About 2,000 Americans died at O'Donnell, along with 20,000 more Filipinos, but Mario survived. 'There were three more years of suffering ahead for him. By the time he was transferred to Japan, he was down from his playing weight of 206 pounds to merely 98.

This was hardly the same three-sport high school star who attracted recruiters from Notre Dame to the University of Southern California. He really wanted to go to Southern Cal, he had a friend playing there, but Notre Dame wanted him and one night two priests from the South Bend campus showed up at his door and asked if they could come in. After a brief talk with Mario's mother, it was decided. He was going to Notre Dame.

This decision to play for Notre Dame and not Southern California hurt the Trojans especially in the 1937 game between them and the Fighting Irish. In the last two minutes of a game that was tied at 7, Tonelli broke an 80-yard run to the USC 3-yard line. Two plays later he took the ball over for the winning touchdown.

Had Tonelli chosen to pursue a track career, he may have been better at that than football. In high school he earned twelve varsity letters, starting on the varsity all four years in football, basketball and track. As a sophomore he long jumped nearly 22 feet, at a time when the world record was only about 25 feet. He could also pole vault 10 feet, using a stiff bamboo pole, and high jumped 5 feet 8 inches. On more than one occasion he scored 15 points by himself, winning the pole vault, high jump and long jump.

When Mario was moved north to the new camp at Cabanatuan, he found sleeping conditions poor-the prisoners slept on the ground-but there was water and they were fed three times a day. Unfortunately, all three meals consisted of a bowl of rice.

When the prisoners were moved from Manila to Japan, although they had no way of knowing it, their imprisonment was almost over. The first signs they had were from observations by the pilots among them, who detected patterns to the flights of American planes that began to fly overhead in increasing numbers. Shortly after that they began taking photographs from the planes and about a month later they really came in. 'There was a lot of pattern bombing, but no bombs hit the prison compound.

Tonelli avoided more friendly fire during the "short" trip by boat, from Manila to Japan. Although in miles it is a minor excursion, because the Japanese ships were under fire by American ships, whose crews did not know they carried American prisoners, the trip took 93 days. Many ships carrying prisoners were sunk and hundreds of Americans died as a result.

The conditions in the hulls of those Japanese ships were reminiscent of the sardine-like cramping the POW's had endured three years earlier on the boxcars. They arrived in Japan lice-ridden and filthy after three months without proper bathing facilities. As they walked down the planks they were sprayed with insecticide.

Shortly after this, the atomic bombs that brought Japan to its knees were dropped.

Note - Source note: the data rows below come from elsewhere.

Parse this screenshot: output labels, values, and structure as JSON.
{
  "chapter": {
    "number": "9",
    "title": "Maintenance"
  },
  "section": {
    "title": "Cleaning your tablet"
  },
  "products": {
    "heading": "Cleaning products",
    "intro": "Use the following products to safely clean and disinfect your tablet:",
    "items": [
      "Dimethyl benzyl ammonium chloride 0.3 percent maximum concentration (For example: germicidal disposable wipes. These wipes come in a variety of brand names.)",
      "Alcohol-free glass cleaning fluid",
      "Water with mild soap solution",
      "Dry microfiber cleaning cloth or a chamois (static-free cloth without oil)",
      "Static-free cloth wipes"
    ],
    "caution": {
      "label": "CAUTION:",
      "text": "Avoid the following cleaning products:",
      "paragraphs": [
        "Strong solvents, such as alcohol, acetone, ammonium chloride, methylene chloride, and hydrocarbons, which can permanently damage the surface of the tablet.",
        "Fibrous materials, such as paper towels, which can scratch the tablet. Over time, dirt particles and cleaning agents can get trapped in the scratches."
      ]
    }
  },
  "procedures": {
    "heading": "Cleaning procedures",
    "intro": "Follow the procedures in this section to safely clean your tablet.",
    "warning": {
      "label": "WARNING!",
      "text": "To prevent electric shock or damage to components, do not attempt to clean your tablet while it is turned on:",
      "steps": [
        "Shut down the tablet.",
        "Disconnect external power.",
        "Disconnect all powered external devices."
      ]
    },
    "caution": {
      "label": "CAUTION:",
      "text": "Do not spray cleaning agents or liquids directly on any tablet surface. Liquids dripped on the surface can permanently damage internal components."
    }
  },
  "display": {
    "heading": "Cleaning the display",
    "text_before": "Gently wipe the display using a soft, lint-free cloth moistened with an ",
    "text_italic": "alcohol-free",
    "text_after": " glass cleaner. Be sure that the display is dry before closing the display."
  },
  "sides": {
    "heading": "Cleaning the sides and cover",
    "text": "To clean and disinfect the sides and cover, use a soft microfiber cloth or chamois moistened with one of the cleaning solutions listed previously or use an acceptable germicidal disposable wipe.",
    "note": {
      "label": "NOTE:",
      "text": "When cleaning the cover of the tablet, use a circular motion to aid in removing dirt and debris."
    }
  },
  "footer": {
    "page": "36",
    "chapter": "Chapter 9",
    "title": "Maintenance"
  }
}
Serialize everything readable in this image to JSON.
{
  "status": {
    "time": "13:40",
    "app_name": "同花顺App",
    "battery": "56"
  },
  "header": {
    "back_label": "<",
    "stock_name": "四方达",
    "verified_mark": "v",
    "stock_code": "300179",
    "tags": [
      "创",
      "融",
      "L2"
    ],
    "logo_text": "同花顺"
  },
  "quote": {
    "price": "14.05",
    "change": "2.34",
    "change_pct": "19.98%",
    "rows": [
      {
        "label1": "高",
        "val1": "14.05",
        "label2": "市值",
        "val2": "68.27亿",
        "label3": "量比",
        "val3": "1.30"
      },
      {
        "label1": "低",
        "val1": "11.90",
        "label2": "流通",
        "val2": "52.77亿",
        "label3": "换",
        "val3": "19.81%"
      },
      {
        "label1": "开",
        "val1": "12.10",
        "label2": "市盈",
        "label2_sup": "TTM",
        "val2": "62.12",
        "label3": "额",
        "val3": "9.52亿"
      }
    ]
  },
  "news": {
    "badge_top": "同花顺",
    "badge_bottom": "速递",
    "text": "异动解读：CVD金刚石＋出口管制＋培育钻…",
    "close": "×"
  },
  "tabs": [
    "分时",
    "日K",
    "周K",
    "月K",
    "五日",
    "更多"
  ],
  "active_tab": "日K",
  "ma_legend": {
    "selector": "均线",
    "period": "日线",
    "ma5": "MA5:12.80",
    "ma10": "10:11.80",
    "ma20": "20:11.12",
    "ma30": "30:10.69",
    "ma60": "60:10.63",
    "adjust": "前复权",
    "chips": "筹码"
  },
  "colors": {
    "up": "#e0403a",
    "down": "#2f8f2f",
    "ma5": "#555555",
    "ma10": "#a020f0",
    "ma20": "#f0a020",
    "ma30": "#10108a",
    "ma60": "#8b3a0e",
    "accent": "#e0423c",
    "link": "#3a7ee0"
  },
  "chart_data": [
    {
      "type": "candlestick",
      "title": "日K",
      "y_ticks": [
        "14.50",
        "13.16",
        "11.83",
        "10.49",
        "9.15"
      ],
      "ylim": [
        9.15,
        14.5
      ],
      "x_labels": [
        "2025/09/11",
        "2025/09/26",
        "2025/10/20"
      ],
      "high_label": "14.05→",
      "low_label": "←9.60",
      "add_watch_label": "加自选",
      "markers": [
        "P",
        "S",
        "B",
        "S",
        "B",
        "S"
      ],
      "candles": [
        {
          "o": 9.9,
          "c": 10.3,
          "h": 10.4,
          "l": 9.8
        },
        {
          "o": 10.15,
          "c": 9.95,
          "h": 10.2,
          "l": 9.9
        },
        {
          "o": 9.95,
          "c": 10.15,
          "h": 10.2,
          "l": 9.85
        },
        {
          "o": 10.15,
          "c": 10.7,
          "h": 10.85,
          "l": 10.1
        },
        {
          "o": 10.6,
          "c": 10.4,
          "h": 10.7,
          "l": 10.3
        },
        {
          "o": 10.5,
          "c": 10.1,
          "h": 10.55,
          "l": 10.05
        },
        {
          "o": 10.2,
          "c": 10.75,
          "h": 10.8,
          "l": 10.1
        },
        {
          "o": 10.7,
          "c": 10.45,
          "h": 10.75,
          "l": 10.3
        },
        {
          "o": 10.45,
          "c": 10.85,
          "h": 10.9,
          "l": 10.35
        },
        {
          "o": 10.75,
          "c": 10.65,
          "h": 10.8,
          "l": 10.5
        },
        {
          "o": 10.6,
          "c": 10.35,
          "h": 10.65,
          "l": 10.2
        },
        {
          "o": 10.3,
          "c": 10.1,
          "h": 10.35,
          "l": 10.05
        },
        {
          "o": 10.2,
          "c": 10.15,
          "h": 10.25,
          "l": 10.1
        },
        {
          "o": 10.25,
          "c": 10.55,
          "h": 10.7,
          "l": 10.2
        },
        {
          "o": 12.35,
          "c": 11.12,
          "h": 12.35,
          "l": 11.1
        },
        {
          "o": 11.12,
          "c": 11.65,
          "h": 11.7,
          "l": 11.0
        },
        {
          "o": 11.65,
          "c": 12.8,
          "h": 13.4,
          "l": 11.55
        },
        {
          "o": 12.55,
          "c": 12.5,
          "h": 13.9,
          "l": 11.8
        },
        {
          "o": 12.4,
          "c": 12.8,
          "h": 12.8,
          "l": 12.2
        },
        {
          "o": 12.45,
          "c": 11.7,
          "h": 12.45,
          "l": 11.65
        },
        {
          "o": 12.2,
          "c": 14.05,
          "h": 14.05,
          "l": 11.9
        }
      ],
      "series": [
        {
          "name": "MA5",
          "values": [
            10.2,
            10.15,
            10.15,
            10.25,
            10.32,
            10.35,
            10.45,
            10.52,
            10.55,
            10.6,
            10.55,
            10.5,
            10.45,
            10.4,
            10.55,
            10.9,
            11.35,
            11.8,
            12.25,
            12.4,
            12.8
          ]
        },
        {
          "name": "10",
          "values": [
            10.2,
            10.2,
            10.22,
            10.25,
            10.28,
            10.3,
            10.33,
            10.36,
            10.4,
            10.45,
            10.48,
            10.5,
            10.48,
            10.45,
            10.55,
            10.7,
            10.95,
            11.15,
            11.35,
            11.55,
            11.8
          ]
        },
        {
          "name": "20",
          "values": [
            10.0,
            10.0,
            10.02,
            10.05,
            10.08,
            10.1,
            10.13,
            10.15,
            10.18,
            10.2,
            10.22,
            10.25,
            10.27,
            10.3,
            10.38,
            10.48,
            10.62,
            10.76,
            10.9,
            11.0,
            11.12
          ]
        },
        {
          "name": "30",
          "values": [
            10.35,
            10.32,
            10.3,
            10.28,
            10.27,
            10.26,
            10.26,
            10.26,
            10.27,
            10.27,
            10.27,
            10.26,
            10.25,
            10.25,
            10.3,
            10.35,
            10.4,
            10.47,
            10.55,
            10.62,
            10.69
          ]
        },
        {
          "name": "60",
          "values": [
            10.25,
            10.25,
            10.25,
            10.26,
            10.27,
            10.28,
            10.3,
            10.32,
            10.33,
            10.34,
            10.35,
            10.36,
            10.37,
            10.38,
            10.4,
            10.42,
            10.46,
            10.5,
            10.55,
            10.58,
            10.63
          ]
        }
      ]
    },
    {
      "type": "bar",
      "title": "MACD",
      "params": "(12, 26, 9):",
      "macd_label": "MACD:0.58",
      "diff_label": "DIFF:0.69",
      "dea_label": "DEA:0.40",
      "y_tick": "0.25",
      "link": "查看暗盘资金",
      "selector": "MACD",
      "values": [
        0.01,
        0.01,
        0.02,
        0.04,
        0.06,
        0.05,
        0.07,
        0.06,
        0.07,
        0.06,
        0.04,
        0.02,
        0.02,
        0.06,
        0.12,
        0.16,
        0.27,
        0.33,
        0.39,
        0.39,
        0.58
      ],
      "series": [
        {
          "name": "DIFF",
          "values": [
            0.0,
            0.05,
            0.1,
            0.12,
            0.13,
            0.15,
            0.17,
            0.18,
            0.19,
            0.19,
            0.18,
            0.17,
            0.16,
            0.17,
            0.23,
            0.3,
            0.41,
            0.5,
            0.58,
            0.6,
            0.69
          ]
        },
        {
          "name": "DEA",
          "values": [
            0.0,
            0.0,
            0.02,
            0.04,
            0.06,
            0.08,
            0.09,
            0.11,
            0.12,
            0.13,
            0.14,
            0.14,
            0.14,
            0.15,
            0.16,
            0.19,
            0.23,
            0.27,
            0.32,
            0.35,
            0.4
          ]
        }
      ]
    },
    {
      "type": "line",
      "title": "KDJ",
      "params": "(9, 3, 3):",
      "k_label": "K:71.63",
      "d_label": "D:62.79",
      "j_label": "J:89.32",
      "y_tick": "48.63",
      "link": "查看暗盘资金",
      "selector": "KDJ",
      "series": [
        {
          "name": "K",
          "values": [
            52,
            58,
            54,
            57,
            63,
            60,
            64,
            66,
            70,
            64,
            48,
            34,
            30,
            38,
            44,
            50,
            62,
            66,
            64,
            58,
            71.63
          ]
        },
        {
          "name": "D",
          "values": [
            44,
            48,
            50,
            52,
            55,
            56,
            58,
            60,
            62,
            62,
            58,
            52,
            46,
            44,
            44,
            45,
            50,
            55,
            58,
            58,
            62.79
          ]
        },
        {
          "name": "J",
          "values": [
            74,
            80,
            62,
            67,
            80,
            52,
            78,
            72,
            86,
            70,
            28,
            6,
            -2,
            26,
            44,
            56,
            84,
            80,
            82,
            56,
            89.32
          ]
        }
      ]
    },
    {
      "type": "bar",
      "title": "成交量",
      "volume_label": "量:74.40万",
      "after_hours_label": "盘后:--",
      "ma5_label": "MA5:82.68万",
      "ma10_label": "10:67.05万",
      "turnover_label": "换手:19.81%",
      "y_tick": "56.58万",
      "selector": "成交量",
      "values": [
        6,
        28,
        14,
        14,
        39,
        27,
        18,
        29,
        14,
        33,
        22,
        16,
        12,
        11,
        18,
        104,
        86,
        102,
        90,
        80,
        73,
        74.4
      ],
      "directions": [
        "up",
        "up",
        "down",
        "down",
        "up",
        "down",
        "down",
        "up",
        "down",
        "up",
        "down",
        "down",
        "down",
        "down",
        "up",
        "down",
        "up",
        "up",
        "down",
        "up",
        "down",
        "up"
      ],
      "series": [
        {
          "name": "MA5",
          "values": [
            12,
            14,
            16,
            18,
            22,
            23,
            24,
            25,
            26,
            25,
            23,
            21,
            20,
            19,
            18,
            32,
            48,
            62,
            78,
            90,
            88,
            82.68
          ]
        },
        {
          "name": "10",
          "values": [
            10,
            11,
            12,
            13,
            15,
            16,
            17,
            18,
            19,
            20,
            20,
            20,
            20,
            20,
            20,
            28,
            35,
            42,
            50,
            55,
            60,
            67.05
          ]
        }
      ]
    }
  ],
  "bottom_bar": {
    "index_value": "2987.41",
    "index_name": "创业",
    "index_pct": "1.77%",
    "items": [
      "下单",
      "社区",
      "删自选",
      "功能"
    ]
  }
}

Although it meant freedom for the Americans, they were hesitant to believe accounts of the destruction they heard from Japanese civilians. Tangible proof came days later when a fighter plan zoomed over and dropped a carton of cigarettes with a note attached. The note said: "Hostilities have ceased. We'll see you soon."

Next came 55-gallon drums of food, shoes, clothing and medicine. And finally, the troops came.
"All along we tried to have faith and confidence that America would liberate us," Mario Tonelli said, "You don't realize what freedom is until it's gone and there's nothing you can do about it. With all of its faults, there's still no place like America."

Tonelli found it impossible to regain the football skills that had eroded after five years. After a brief comeback attempt, he entered the political field.

If courage and determination mean anything in this world, then Mario 'Motts" Tonelli must be considered a hero on and off the football field.

To read previous installments of Herb's archive please click below:

September 1998

October 1998

November 1998

January 1999

March 1999

May 1999

July 1999